● **AIM OF THE TASK**
On how many lines of the records below does the string "Configurações" appear? Reply with only the number.

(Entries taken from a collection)
^^^^^^^^
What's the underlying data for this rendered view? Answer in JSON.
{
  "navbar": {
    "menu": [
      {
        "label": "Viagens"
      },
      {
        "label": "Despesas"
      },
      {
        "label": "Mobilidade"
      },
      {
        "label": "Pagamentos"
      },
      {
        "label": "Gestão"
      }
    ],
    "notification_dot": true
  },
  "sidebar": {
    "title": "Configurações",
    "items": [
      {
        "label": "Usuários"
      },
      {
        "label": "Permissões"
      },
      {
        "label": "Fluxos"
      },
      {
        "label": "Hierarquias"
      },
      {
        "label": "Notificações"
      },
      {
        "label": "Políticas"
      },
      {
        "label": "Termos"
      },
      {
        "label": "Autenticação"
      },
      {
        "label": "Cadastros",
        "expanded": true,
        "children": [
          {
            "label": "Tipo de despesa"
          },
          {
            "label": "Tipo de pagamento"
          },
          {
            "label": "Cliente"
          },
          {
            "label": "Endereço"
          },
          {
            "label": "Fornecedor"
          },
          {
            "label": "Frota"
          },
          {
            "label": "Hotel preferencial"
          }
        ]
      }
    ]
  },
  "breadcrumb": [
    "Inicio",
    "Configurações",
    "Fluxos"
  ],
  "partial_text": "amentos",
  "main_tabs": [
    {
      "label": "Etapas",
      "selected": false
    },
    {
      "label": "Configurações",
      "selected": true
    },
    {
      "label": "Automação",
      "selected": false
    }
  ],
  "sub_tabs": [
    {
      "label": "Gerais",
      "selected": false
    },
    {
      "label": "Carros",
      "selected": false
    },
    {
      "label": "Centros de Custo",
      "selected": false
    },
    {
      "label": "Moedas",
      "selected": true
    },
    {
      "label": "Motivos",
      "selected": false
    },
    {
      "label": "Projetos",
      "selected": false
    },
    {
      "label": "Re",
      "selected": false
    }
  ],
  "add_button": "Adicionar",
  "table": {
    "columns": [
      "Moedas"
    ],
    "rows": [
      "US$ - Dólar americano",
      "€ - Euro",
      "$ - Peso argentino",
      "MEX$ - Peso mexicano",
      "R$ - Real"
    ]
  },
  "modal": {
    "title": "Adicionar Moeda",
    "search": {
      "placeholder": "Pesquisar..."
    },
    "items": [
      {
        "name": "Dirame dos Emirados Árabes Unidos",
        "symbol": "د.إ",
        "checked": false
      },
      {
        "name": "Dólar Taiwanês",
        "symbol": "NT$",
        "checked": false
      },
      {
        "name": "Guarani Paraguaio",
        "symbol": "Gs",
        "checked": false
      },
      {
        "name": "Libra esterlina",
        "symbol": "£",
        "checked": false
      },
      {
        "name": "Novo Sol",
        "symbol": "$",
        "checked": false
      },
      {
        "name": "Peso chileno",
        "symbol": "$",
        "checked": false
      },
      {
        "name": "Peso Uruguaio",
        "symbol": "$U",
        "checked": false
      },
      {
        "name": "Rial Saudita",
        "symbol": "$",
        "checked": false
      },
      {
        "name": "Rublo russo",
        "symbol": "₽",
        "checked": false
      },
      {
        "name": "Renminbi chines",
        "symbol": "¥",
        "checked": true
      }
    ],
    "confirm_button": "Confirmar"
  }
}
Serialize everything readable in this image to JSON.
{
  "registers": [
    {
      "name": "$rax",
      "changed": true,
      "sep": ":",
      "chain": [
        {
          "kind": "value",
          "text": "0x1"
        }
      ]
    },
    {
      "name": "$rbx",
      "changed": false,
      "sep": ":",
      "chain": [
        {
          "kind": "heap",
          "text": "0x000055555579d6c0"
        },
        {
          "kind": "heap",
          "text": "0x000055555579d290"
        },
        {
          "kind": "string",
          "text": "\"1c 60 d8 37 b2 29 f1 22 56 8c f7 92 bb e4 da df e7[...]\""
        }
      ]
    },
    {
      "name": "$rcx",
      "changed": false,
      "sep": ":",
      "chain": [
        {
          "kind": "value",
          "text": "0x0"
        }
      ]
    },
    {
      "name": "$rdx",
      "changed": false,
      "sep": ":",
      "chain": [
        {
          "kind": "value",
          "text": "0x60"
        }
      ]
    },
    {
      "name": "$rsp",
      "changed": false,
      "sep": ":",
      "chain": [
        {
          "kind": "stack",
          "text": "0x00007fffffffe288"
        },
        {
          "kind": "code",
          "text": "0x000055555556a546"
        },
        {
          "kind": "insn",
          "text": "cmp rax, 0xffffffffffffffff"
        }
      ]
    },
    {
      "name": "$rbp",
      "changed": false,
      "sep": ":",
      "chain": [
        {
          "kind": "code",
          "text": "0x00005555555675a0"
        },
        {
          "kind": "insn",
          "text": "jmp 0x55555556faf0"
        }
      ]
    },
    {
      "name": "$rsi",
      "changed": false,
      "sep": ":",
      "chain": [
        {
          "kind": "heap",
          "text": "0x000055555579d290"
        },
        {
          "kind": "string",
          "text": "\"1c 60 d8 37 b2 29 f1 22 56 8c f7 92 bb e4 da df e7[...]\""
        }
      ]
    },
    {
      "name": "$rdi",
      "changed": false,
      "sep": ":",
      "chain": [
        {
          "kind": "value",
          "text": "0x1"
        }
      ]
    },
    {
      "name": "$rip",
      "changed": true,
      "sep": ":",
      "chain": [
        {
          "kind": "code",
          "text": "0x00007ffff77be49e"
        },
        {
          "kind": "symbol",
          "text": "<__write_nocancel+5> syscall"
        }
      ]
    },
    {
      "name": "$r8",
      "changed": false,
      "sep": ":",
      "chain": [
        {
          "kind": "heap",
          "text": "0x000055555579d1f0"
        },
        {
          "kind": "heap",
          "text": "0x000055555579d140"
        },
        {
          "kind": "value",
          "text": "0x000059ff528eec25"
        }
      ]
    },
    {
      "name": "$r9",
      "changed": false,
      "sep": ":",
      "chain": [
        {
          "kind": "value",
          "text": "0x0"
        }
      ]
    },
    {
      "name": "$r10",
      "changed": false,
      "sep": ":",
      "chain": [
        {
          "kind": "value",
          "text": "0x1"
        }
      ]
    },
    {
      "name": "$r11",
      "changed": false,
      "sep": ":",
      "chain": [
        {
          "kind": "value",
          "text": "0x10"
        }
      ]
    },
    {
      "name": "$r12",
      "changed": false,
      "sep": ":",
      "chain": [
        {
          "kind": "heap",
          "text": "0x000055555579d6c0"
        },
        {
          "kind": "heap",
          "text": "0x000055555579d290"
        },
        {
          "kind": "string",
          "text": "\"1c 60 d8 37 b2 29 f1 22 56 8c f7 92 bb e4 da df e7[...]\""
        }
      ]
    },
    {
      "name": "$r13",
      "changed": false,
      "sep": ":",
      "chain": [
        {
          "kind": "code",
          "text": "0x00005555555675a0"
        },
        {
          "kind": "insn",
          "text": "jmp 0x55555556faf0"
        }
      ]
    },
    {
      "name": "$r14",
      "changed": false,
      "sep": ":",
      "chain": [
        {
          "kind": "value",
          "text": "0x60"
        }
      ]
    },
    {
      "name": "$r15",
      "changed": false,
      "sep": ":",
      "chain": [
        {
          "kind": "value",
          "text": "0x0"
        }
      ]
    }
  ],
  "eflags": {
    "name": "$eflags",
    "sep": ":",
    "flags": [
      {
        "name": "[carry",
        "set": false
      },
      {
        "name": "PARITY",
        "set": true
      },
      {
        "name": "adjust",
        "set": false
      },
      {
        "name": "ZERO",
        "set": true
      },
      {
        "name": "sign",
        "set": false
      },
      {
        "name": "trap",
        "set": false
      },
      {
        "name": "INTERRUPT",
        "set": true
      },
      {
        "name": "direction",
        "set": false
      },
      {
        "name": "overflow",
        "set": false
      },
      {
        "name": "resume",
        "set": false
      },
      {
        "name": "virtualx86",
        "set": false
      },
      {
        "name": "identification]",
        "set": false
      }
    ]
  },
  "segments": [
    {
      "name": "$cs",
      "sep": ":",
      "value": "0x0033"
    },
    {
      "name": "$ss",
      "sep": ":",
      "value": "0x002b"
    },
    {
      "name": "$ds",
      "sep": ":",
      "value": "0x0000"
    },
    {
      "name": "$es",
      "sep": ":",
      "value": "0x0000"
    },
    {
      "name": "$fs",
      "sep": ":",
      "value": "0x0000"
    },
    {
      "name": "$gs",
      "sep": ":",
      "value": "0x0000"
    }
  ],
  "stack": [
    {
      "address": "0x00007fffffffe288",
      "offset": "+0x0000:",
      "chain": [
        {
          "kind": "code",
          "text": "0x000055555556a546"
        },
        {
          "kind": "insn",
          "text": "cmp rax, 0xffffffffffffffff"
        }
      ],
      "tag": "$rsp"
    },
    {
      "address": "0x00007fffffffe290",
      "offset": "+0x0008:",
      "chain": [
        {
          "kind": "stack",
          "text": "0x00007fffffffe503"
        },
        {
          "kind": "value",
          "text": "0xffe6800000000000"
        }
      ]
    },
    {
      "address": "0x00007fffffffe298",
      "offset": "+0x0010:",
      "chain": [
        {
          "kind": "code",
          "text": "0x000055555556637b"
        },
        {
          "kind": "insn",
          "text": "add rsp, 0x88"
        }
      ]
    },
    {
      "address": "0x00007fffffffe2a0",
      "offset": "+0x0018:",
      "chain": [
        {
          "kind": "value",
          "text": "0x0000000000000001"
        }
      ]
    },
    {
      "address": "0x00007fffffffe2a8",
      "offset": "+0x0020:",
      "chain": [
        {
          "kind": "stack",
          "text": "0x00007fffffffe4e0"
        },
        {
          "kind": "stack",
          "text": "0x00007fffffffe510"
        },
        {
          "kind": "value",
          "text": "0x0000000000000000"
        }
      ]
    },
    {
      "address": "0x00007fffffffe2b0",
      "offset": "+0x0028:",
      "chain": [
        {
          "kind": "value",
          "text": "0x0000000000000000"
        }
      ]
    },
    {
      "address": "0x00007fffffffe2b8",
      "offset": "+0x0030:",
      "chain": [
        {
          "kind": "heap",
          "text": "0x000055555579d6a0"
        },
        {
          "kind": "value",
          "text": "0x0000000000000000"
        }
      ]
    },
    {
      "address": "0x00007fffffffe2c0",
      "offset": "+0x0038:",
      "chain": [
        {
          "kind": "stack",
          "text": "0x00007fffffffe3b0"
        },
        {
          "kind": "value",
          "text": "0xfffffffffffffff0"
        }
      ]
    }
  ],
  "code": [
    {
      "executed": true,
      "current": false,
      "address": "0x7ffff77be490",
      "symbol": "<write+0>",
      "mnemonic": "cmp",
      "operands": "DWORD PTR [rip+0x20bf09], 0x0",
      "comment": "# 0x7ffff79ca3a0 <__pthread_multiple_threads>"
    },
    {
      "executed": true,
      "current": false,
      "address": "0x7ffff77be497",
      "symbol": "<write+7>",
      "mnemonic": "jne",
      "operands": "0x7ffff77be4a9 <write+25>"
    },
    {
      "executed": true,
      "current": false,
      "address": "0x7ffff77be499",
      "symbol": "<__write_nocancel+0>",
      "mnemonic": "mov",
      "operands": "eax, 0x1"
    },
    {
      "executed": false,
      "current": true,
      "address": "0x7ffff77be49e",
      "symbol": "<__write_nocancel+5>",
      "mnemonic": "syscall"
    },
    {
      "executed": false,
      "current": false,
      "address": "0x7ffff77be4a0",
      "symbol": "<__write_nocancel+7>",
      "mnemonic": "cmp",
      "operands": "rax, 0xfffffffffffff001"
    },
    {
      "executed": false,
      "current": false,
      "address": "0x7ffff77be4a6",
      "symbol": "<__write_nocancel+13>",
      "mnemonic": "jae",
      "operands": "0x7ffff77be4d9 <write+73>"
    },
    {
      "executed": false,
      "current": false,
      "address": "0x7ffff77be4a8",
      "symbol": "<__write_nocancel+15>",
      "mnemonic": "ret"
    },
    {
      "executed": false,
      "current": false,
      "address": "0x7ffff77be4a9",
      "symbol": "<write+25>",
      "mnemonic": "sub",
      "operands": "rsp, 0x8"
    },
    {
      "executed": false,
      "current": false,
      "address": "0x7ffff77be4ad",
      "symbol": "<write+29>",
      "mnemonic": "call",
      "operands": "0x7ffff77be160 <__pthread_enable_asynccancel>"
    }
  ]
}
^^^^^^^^
● **EXERCISE RESPONSE**
3